Pillars of the Earth by Ken Follett – Younger readers may not realise it, but Ken Follett was a very popular thriller writer in the 1970s and 1980s (which are still very readable today), so when this dropped into bookshops in 1989 it was something out of character, a writer stepping well out of their comfort zone. Lucky for us he did though – it immediately became massively popular, spending 18 weeks on the New York Times bestseller list – to date it has sold over 25 million copies. It is about the building of a mighty cathedral in the fictional town of Kingsbridge in 12th century England, and centres around The Anarchy, a time of unrest and civil war in England due to a succession crisis. The book is long in time and page count – 50 years and 976 pages according to Goodreads. It is a standalone book, though many years later Follett wrote two sequels plus a prequel, and together the books now form the Kingsbridge Series.
Lord of the Rings by J.R.R. Tolkien – I am sort of cheating here, because the Lord of the Rings is a trilogy of three books, but it is often crammed into one volume so I’m going to allow it. Most people have probably at least heard of Tolkien’s masterpiece, for the film series if not for the books. If you only know this from the films though, good as they are, then you are missing out. There is a huge amount of culture and worldbuilding stuffed into this book – Tolkien created whole histories, mythologies and languages from the books. This wasn’t the first major work of fantasy, but it massively popularised it, and created the groundwork for the fantasy genre today. I first read this when I was about 10 or 11, re-read it in my teens and haven’t read it since. It may be time for a re-read.
Bleak House by Charles Dickens – Dickens is certainly known for his long reads, but most of them are not super long, they just feel long because of the author’s proclivity for dense, descriptive prose. Bleak House though is long – according to Goodreads it is 1,017 pages (though if you’ve got one of those small typeface classics range copies it will look a lot shorter). The book centres around the obscure court case of Jarndyce & Jarndyce, the contest over an initially large inheritance which gradually gets whittled away by legal fees!

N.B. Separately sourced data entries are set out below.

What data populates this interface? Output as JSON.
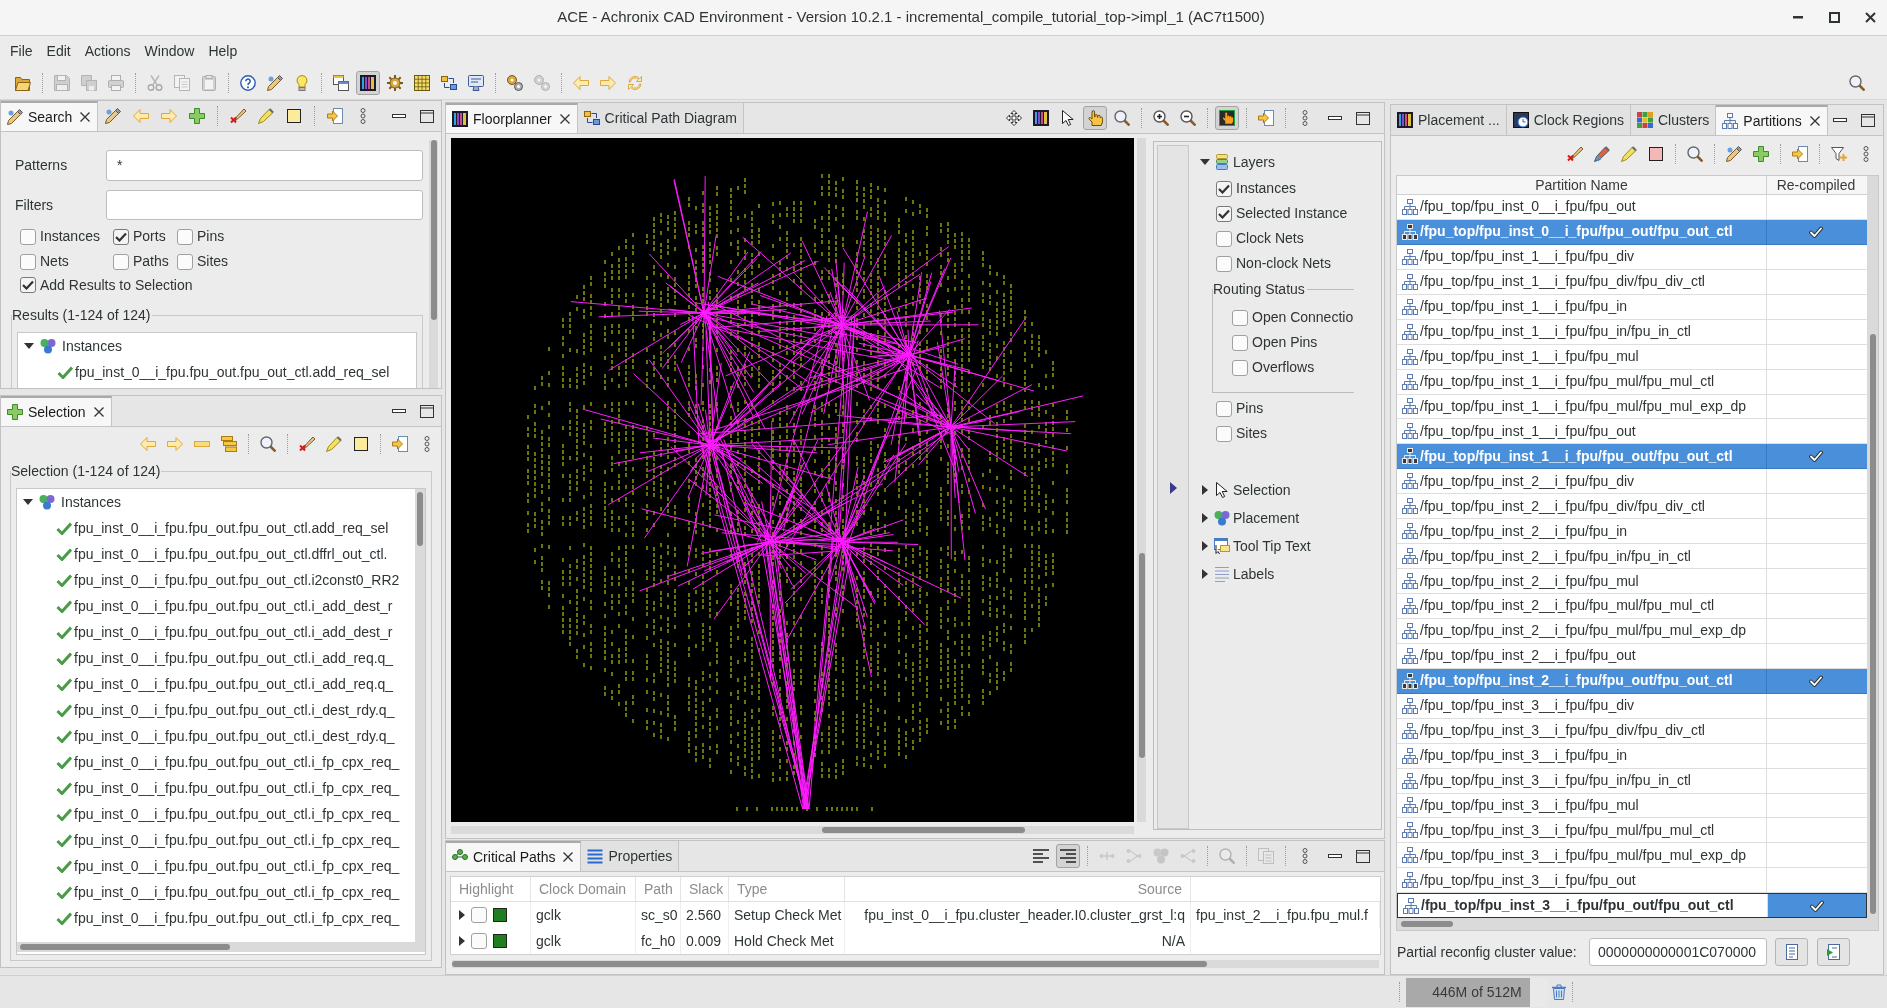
{
  "window": {
    "title": "ACE - Achronix CAD Environment - Version 10.2.1 - incremental_compile_tutorial_top->impl_1 (AC7t1500)"
  },
  "menu": [
    "File",
    "Edit",
    "Actions",
    "Window",
    "Help"
  ],
  "toolbar": [
    [
      {
        "kind": "folder",
        "disabled": false,
        "pressed": false
      }
    ],
    [
      {
        "kind": "save",
        "disabled": true,
        "pressed": false
      },
      {
        "kind": "saveall",
        "disabled": true,
        "pressed": false
      },
      {
        "kind": "print",
        "disabled": true,
        "pressed": false
      }
    ],
    [
      {
        "kind": "cut",
        "disabled": true,
        "pressed": false
      },
      {
        "kind": "copy",
        "disabled": true,
        "pressed": false
      },
      {
        "kind": "paste",
        "disabled": true,
        "pressed": false
      }
    ],
    [
      {
        "kind": "help",
        "disabled": false,
        "pressed": false
      },
      {
        "kind": "tool",
        "disabled": false,
        "pressed": false
      },
      {
        "kind": "bulb",
        "disabled": false,
        "pressed": false
      }
    ],
    [
      {
        "kind": "windows",
        "disabled": false,
        "pressed": false
      },
      {
        "kind": "floorplan",
        "disabled": false,
        "pressed": true
      },
      {
        "kind": "gear",
        "disabled": false,
        "pressed": false
      },
      {
        "kind": "grid",
        "disabled": false,
        "pressed": false
      },
      {
        "kind": "swap",
        "disabled": false,
        "pressed": false
      },
      {
        "kind": "monitor",
        "disabled": false,
        "pressed": false
      }
    ],
    [
      {
        "kind": "gears",
        "disabled": false,
        "pressed": false
      },
      {
        "kind": "gears",
        "disabled": true,
        "pressed": false
      }
    ],
    [
      {
        "kind": "back",
        "disabled": false,
        "pressed": false
      },
      {
        "kind": "forward",
        "disabled": false,
        "pressed": false
      },
      {
        "kind": "sync",
        "disabled": false,
        "pressed": false
      }
    ]
  ],
  "search": {
    "tabs": [
      {
        "label": "Search",
        "selected": true
      }
    ],
    "patterns": {
      "label": "Patterns",
      "value": "*"
    },
    "filters": {
      "label": "Filters"
    },
    "options": [
      {
        "label": "Instances",
        "checked": false
      },
      {
        "label": "Ports",
        "checked": true
      },
      {
        "label": "Pins",
        "checked": false
      },
      {
        "label": "Nets",
        "checked": false
      },
      {
        "label": "Paths",
        "checked": false
      },
      {
        "label": "Sites",
        "checked": false
      }
    ],
    "add_to_selection": {
      "label": "Add Results to Selection",
      "checked": true
    },
    "results": {
      "label": "Results (1-124 of 124)",
      "tree": [
        {
          "label": "Instances",
          "expanded": true,
          "children": [
            {
              "label": "fpu_inst_0__i_fpu.fpu_out.fpu_out_ctl.add_req_sel"
            }
          ]
        }
      ]
    }
  },
  "selection": {
    "tabs": [
      {
        "label": "Selection",
        "selected": true
      }
    ],
    "label": "Selection (1-124 of 124)",
    "tree": [
      {
        "label": "Instances",
        "expanded": true,
        "children": [
          {
            "label": "fpu_inst_0__i_fpu.fpu_out.fpu_out_ctl.add_req_sel"
          },
          {
            "label": "fpu_inst_0__i_fpu.fpu_out.fpu_out_ctl.dffrl_out_ctl."
          },
          {
            "label": "fpu_inst_0__i_fpu.fpu_out.fpu_out_ctl.i2const0_RR2"
          },
          {
            "label": "fpu_inst_0__i_fpu.fpu_out.fpu_out_ctl.i_add_dest_r"
          },
          {
            "label": "fpu_inst_0__i_fpu.fpu_out.fpu_out_ctl.i_add_dest_r"
          },
          {
            "label": "fpu_inst_0__i_fpu.fpu_out.fpu_out_ctl.i_add_req.q_"
          },
          {
            "label": "fpu_inst_0__i_fpu.fpu_out.fpu_out_ctl.i_add_req.q_"
          },
          {
            "label": "fpu_inst_0__i_fpu.fpu_out.fpu_out_ctl.i_dest_rdy.q_"
          },
          {
            "label": "fpu_inst_0__i_fpu.fpu_out.fpu_out_ctl.i_dest_rdy.q_"
          },
          {
            "label": "fpu_inst_0__i_fpu.fpu_out.fpu_out_ctl.i_fp_cpx_req_"
          },
          {
            "label": "fpu_inst_0__i_fpu.fpu_out.fpu_out_ctl.i_fp_cpx_req_"
          },
          {
            "label": "fpu_inst_0__i_fpu.fpu_out.fpu_out_ctl.i_fp_cpx_req_"
          },
          {
            "label": "fpu_inst_0__i_fpu.fpu_out.fpu_out_ctl.i_fp_cpx_req_"
          },
          {
            "label": "fpu_inst_0__i_fpu.fpu_out.fpu_out_ctl.i_fp_cpx_req_"
          },
          {
            "label": "fpu_inst_0__i_fpu.fpu_out.fpu_out_ctl.i_fp_cpx_req_"
          },
          {
            "label": "fpu_inst_0__i_fpu.fpu_out.fpu_out_ctl.i_fp_cpx_req_"
          }
        ]
      }
    ]
  },
  "floorplanner": {
    "tabs": [
      {
        "label": "Floorplanner",
        "selected": true
      },
      {
        "label": "Critical Path Diagram",
        "selected": false
      }
    ],
    "toolbar": [
      [
        {
          "kind": "move",
          "disabled": false,
          "pressed": false
        },
        {
          "kind": "floorplan",
          "disabled": false,
          "pressed": false
        },
        {
          "kind": "cursor",
          "disabled": false,
          "pressed": false
        },
        {
          "kind": "hand",
          "disabled": false,
          "pressed": true
        },
        {
          "kind": "search",
          "disabled": false,
          "pressed": false
        }
      ],
      [
        {
          "kind": "zoomin",
          "disabled": false,
          "pressed": false
        },
        {
          "kind": "zoomout",
          "disabled": false,
          "pressed": false
        }
      ],
      [
        {
          "kind": "handframe",
          "disabled": false,
          "pressed": true
        }
      ],
      [
        {
          "kind": "export",
          "disabled": false,
          "pressed": false
        }
      ]
    ],
    "layer_tree": [
      {
        "label": "Layers",
        "expanded": true,
        "children": [
          {
            "kind": "checkbox",
            "label": "Instances",
            "checked": true
          },
          {
            "kind": "checkbox",
            "label": "Selected Instance",
            "checked": true
          },
          {
            "kind": "checkbox",
            "label": "Clock Nets",
            "checked": false
          },
          {
            "kind": "checkbox",
            "label": "Non-clock Nets",
            "checked": false
          },
          {
            "kind": "group",
            "label": "Routing Status",
            "children": [
              {
                "kind": "checkbox",
                "label": "Open Connectio",
                "checked": false
              },
              {
                "kind": "checkbox",
                "label": "Open Pins",
                "checked": false
              },
              {
                "kind": "checkbox",
                "label": "Overflows",
                "checked": false
              }
            ]
          },
          {
            "kind": "checkbox",
            "label": "Pins",
            "checked": false
          },
          {
            "kind": "checkbox",
            "label": "Sites",
            "checked": false
          }
        ]
      },
      {
        "label": "Selection",
        "expanded": false
      },
      {
        "label": "Placement",
        "expanded": false
      },
      {
        "label": "Tool Tip Text",
        "expanded": false
      },
      {
        "label": "Labels",
        "expanded": false
      }
    ]
  },
  "critical_paths": {
    "tabs": [
      {
        "label": "Critical Paths",
        "selected": true
      },
      {
        "label": "Properties",
        "selected": false
      }
    ],
    "toolbar": [
      [
        {
          "kind": "alignl",
          "disabled": false,
          "pressed": false
        },
        {
          "kind": "alignr",
          "disabled": false,
          "pressed": true
        }
      ],
      [
        {
          "kind": "path1",
          "disabled": true,
          "pressed": false
        },
        {
          "kind": "path2",
          "disabled": true,
          "pressed": false
        },
        {
          "kind": "path3",
          "disabled": true,
          "pressed": false
        },
        {
          "kind": "path4",
          "disabled": true,
          "pressed": false
        }
      ],
      [
        {
          "kind": "search",
          "disabled": true,
          "pressed": false
        }
      ],
      [
        {
          "kind": "docs",
          "disabled": true,
          "pressed": false
        }
      ]
    ],
    "columns": [
      "Highlight",
      "Clock Domain",
      "Path",
      "Slack",
      "Type",
      "Source"
    ],
    "rows": [
      {
        "expanded": false,
        "highlight": false,
        "color": "#1f7f1f",
        "cells": [
          "",
          "gclk",
          "sc_s0",
          "2.560",
          "Setup Check Met",
          "fpu_inst_0__i_fpu.cluster_header.I0.cluster_grst_l:q",
          "fpu_inst_2__i_fpu.fpu_mul.f"
        ]
      },
      {
        "expanded": false,
        "highlight": false,
        "color": "#1f7f1f",
        "cells": [
          "",
          "gclk",
          "fc_h0",
          "0.009",
          "Hold Check Met",
          "N/A"
        ]
      }
    ]
  },
  "partitions": {
    "tabs": [
      {
        "label": "Placement ...",
        "selected": false
      },
      {
        "label": "Clock Regions",
        "selected": false
      },
      {
        "label": "Clusters",
        "selected": false
      },
      {
        "label": "Partitions",
        "selected": true
      }
    ],
    "columns": [
      "Partition Name",
      "Re-compiled"
    ],
    "rows": [
      {
        "name": "/fpu_top/fpu_inst_0__i_fpu/fpu_out",
        "selected": false,
        "focused": false,
        "recompiled": false
      },
      {
        "name": "/fpu_top/fpu_inst_0__i_fpu/fpu_out/fpu_out_ctl",
        "selected": true,
        "focused": false,
        "recompiled": true
      },
      {
        "name": "/fpu_top/fpu_inst_1__i_fpu/fpu_div",
        "selected": false,
        "focused": false,
        "recompiled": false
      },
      {
        "name": "/fpu_top/fpu_inst_1__i_fpu/fpu_div/fpu_div_ctl",
        "selected": false,
        "focused": false,
        "recompiled": false
      },
      {
        "name": "/fpu_top/fpu_inst_1__i_fpu/fpu_in",
        "selected": false,
        "focused": false,
        "recompiled": false
      },
      {
        "name": "/fpu_top/fpu_inst_1__i_fpu/fpu_in/fpu_in_ctl",
        "selected": false,
        "focused": false,
        "recompiled": false
      },
      {
        "name": "/fpu_top/fpu_inst_1__i_fpu/fpu_mul",
        "selected": false,
        "focused": false,
        "recompiled": false
      },
      {
        "name": "/fpu_top/fpu_inst_1__i_fpu/fpu_mul/fpu_mul_ctl",
        "selected": false,
        "focused": false,
        "recompiled": false
      },
      {
        "name": "/fpu_top/fpu_inst_1__i_fpu/fpu_mul/fpu_mul_exp_dp",
        "selected": false,
        "focused": false,
        "recompiled": false
      },
      {
        "name": "/fpu_top/fpu_inst_1__i_fpu/fpu_out",
        "selected": false,
        "focused": false,
        "recompiled": false
      },
      {
        "name": "/fpu_top/fpu_inst_1__i_fpu/fpu_out/fpu_out_ctl",
        "selected": true,
        "focused": false,
        "recompiled": true
      },
      {
        "name": "/fpu_top/fpu_inst_2__i_fpu/fpu_div",
        "selected": false,
        "focused": false,
        "recompiled": false
      },
      {
        "name": "/fpu_top/fpu_inst_2__i_fpu/fpu_div/fpu_div_ctl",
        "selected": false,
        "focused": false,
        "recompiled": false
      },
      {
        "name": "/fpu_top/fpu_inst_2__i_fpu/fpu_in",
        "selected": false,
        "focused": false,
        "recompiled": false
      },
      {
        "name": "/fpu_top/fpu_inst_2__i_fpu/fpu_in/fpu_in_ctl",
        "selected": false,
        "focused": false,
        "recompiled": false
      },
      {
        "name": "/fpu_top/fpu_inst_2__i_fpu/fpu_mul",
        "selected": false,
        "focused": false,
        "recompiled": false
      },
      {
        "name": "/fpu_top/fpu_inst_2__i_fpu/fpu_mul/fpu_mul_ctl",
        "selected": false,
        "focused": false,
        "recompiled": false
      },
      {
        "name": "/fpu_top/fpu_inst_2__i_fpu/fpu_mul/fpu_mul_exp_dp",
        "selected": false,
        "focused": false,
        "recompiled": false
      },
      {
        "name": "/fpu_top/fpu_inst_2__i_fpu/fpu_out",
        "selected": false,
        "focused": false,
        "recompiled": false
      },
      {
        "name": "/fpu_top/fpu_inst_2__i_fpu/fpu_out/fpu_out_ctl",
        "selected": true,
        "focused": false,
        "recompiled": true
      },
      {
        "name": "/fpu_top/fpu_inst_3__i_fpu/fpu_div",
        "selected": false,
        "focused": false,
        "recompiled": false
      },
      {
        "name": "/fpu_top/fpu_inst_3__i_fpu/fpu_div/fpu_div_ctl",
        "selected": false,
        "focused": false,
        "recompiled": false
      },
      {
        "name": "/fpu_top/fpu_inst_3__i_fpu/fpu_in",
        "selected": false,
        "focused": false,
        "recompiled": false
      },
      {
        "name": "/fpu_top/fpu_inst_3__i_fpu/fpu_in/fpu_in_ctl",
        "selected": false,
        "focused": false,
        "recompiled": false
      },
      {
        "name": "/fpu_top/fpu_inst_3__i_fpu/fpu_mul",
        "selected": false,
        "focused": false,
        "recompiled": false
      },
      {
        "name": "/fpu_top/fpu_inst_3__i_fpu/fpu_mul/fpu_mul_ctl",
        "selected": false,
        "focused": false,
        "recompiled": false
      },
      {
        "name": "/fpu_top/fpu_inst_3__i_fpu/fpu_mul/fpu_mul_exp_dp",
        "selected": false,
        "focused": false,
        "recompiled": false
      },
      {
        "name": "/fpu_top/fpu_inst_3__i_fpu/fpu_out",
        "selected": false,
        "focused": false,
        "recompiled": false
      },
      {
        "name": "/fpu_top/fpu_inst_3__i_fpu/fpu_out/fpu_out_ctl",
        "selected": true,
        "focused": true,
        "recompiled": true
      }
    ],
    "reconfig": {
      "label": "Partial reconfig cluster value:",
      "value": "0000000000001C070000"
    }
  },
  "status_bar": {
    "heap": {
      "reading": "446M of 512M",
      "level": 0.87
    }
  }
}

It is part legal thriller, part police procedural, part character study, part social commentary. In other words, it has got a bit of everything in it (except aliens, there’s no little green men in it!). It is not considered to be one of his easiest books, but is widely considered to be one of his best.

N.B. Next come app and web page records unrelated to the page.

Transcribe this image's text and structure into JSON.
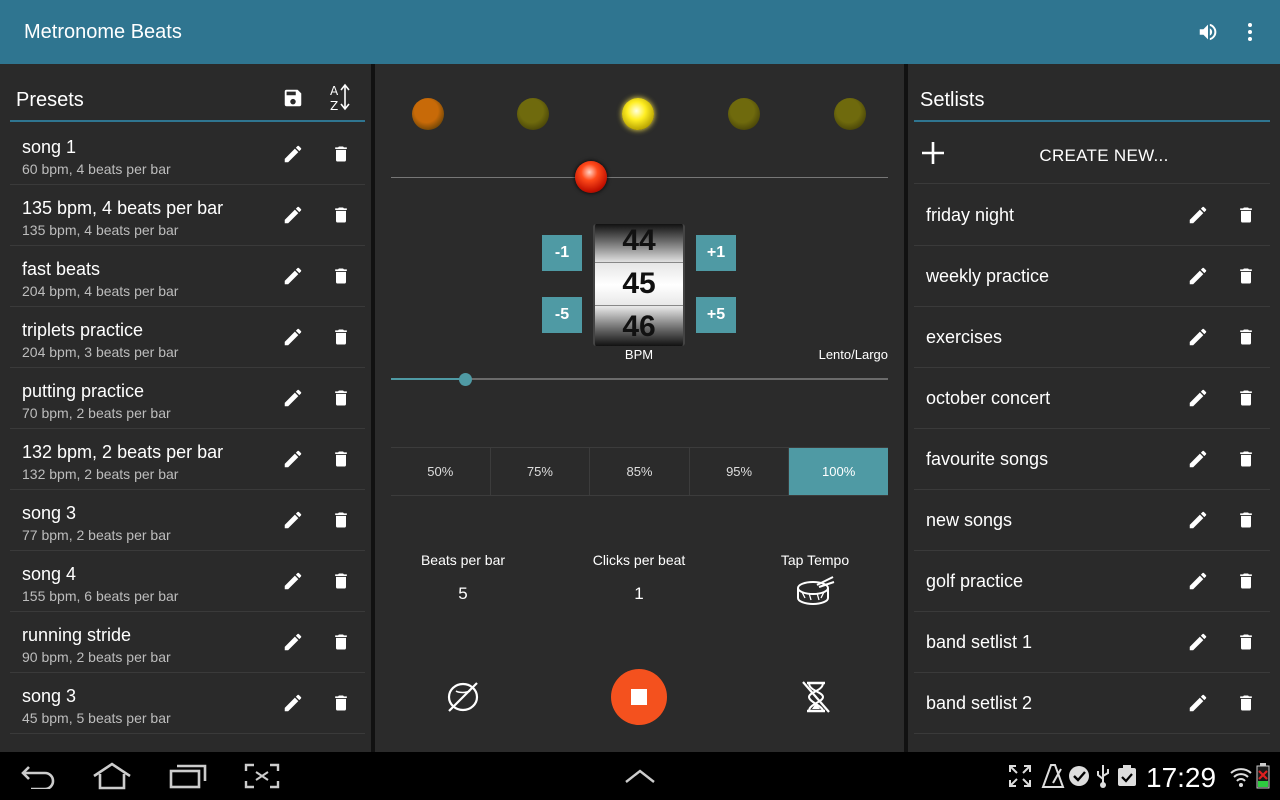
{
  "app": {
    "title": "Metronome Beats"
  },
  "presets": {
    "title": "Presets",
    "items": [
      {
        "title": "song 1",
        "subtitle": "60 bpm, 4 beats per bar"
      },
      {
        "title": "135 bpm, 4 beats per bar",
        "subtitle": "135 bpm, 4 beats per bar"
      },
      {
        "title": "fast beats",
        "subtitle": "204 bpm, 4 beats per bar"
      },
      {
        "title": "triplets practice",
        "subtitle": "204 bpm, 3 beats per bar"
      },
      {
        "title": "putting practice",
        "subtitle": "70 bpm, 2 beats per bar"
      },
      {
        "title": "132 bpm, 2 beats per bar",
        "subtitle": "132 bpm, 2 beats per bar"
      },
      {
        "title": "song 3",
        "subtitle": "77 bpm, 2 beats per bar"
      },
      {
        "title": "song 4",
        "subtitle": "155 bpm, 6 beats per bar"
      },
      {
        "title": "running stride",
        "subtitle": "90 bpm, 2 beats per bar"
      },
      {
        "title": "song 3",
        "subtitle": "45 bpm, 5 beats per bar"
      }
    ]
  },
  "metronome": {
    "beat_lights": [
      {
        "state": "accent-dim",
        "color": "#c86a08"
      },
      {
        "state": "dim",
        "color": "#6f6a0d"
      },
      {
        "state": "active",
        "color": "#ffee22"
      },
      {
        "state": "dim",
        "color": "#6f6a0d"
      },
      {
        "state": "dim",
        "color": "#6f6a0d"
      }
    ],
    "steppers": {
      "minus1": "-1",
      "plus1": "+1",
      "minus5": "-5",
      "plus5": "+5"
    },
    "bpm_wheel": {
      "prev": "44",
      "current": "45",
      "next": "46"
    },
    "bpm_label": "BPM",
    "tempo_name": "Lento/Largo",
    "tempo_slider_fraction": 0.148,
    "percent_options": [
      "50%",
      "75%",
      "85%",
      "95%",
      "100%"
    ],
    "percent_selected": "100%",
    "beats_per_bar": {
      "label": "Beats per bar",
      "value": "5"
    },
    "clicks_per_beat": {
      "label": "Clicks per beat",
      "value": "1"
    },
    "tap_tempo": {
      "label": "Tap Tempo"
    },
    "accent_color": "#4f9aa4",
    "stop_color": "#f4511e"
  },
  "setlists": {
    "title": "Setlists",
    "create_label": "CREATE NEW...",
    "items": [
      "friday night",
      "weekly practice",
      "exercises",
      "october concert",
      "favourite songs",
      "new songs",
      "golf practice",
      "band setlist 1",
      "band setlist 2"
    ]
  },
  "system": {
    "clock": "17:29"
  },
  "colors": {
    "actionbar": "#2f7590",
    "panel": "#2a2a2a"
  }
}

So that’s it, top ten great long reads for you to enjoy. If anything, this list is quite heavy on historical fiction, but then a lot of really long reads seem to be historical fiction for some reason – possibly it is because the long sweep of history needs a lot of pages to do it justice.